In a number of disciplines in the 1920s and 1930s, especially sociology, psychology, history, and anthropology, the term "situation" came to play a central role. Karl Mannheim, for instance, one of the pioneers of the sociology of knowledge, treated ideas as socially situated (literally "tied to the situation," Situationsgebunden). At much the same time the sociologist William I. Thomas was stressing the importance of what he called "the definition of the situation" for social action. In psychology, Lev Vygotsky and Aleksandr Luria argued that the mentality of illiterates was characterized by "concrete or situational thinking."
In the case of history, we might contrast the French with the British approach. Marc Bloch's famous study Les rois thaumaturges (1924) attempted to make the belief in the supernatural power of the royal touch intelligible by presenting it as part of a system of "collective representations," while R. G. Collingwood and Herbert Butterfield concerned themselves with contexts and situations at the individual level. For Butterfield, the historian's task was to place an individual action "in its historical context." For his part, Collingwood declared that "every event … is a conscious reaction to a situation, not the effect of a cause."

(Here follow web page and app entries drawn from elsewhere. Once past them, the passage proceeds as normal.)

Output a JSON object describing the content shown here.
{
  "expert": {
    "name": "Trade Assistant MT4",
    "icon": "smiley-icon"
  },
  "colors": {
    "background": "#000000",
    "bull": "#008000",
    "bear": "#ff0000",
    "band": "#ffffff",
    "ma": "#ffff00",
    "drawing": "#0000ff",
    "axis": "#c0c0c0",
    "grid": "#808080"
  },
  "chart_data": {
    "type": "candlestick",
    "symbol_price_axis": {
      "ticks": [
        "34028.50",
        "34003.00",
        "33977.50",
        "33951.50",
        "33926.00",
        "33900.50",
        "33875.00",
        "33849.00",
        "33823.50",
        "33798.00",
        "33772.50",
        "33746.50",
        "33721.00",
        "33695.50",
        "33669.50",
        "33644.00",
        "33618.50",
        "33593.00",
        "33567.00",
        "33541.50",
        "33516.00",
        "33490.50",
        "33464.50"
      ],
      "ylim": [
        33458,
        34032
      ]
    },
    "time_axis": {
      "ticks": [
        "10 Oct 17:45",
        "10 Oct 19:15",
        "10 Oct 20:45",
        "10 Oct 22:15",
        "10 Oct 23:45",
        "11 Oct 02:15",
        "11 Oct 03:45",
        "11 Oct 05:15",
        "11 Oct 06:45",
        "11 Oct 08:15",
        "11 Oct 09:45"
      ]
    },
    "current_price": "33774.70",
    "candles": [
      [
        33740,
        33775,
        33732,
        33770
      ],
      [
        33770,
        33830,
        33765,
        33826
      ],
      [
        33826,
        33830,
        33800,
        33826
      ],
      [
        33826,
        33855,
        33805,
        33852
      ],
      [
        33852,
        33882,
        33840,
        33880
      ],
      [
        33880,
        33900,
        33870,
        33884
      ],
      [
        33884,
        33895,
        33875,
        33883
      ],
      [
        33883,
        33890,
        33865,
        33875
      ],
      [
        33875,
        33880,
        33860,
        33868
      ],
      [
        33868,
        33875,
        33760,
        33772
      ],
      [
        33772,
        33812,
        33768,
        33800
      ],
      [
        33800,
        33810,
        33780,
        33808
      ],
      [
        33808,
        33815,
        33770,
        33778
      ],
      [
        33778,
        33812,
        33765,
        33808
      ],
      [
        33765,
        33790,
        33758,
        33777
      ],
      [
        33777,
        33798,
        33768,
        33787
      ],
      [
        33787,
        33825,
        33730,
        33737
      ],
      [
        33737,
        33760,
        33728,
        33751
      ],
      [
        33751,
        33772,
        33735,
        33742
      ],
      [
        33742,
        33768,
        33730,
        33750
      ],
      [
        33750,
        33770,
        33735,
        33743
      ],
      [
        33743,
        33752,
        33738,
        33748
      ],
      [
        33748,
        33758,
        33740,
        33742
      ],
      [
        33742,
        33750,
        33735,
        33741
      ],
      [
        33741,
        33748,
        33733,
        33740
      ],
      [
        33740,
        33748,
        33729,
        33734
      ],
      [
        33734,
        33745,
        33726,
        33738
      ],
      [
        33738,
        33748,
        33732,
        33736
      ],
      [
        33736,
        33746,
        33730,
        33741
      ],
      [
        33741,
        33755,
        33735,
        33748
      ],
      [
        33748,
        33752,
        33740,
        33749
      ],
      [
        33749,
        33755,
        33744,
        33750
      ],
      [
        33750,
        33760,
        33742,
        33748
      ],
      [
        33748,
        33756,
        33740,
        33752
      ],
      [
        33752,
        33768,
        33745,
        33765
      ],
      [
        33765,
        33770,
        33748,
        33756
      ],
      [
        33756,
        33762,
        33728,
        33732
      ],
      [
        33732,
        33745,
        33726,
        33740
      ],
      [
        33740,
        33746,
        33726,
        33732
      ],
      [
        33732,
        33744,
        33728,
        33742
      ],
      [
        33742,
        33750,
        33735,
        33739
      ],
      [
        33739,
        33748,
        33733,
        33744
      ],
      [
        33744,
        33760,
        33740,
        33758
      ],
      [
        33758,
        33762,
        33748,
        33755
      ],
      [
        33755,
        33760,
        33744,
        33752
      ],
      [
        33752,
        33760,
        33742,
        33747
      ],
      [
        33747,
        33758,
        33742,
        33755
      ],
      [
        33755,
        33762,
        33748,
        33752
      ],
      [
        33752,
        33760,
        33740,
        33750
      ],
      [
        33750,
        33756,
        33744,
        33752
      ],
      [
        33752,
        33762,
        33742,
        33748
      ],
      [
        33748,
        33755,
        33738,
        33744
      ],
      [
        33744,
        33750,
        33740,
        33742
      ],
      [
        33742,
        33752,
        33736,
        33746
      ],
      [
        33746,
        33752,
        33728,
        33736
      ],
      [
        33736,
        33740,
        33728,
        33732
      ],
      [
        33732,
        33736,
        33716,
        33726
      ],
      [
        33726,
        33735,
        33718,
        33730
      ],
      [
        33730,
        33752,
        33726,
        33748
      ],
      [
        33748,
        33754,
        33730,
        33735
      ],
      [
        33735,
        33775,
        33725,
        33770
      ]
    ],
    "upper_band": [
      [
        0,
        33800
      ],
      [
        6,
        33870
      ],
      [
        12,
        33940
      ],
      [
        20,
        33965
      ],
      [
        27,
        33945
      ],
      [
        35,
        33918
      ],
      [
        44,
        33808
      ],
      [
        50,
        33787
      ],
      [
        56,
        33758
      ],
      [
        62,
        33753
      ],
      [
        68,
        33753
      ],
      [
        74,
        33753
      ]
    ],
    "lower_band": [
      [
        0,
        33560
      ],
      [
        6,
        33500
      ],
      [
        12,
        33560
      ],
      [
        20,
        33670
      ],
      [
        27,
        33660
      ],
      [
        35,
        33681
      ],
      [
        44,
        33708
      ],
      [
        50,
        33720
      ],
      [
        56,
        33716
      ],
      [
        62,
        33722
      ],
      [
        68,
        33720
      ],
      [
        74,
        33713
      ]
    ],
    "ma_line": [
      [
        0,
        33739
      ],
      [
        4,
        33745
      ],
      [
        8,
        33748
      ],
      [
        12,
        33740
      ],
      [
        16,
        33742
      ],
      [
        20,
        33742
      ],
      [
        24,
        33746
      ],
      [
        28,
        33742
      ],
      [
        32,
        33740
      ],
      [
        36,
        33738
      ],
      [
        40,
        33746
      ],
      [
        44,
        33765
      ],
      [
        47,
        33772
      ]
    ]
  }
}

Anthropology is sometimes perceived as the contextual discipline par excellence. More exactly, it became this kind of discipline in the 1920s, thanks to Bronislaw Malinowski. Meaning, he argued, is dependent on the "context of situation." In a famous example he referred to a stick that might be used for digging, punting, walking, or fighting. "In each of these specific uses," he claimed, "the stick is embedded in a different cultural context." Malinowski's ideas about context were taken further by his pupil Edward Evans-Pritchard, in a study of witchcraft, oracles, and magic among the Azande in which the author argued that "an individual in one situation will employ a notion he excludes in a different situation."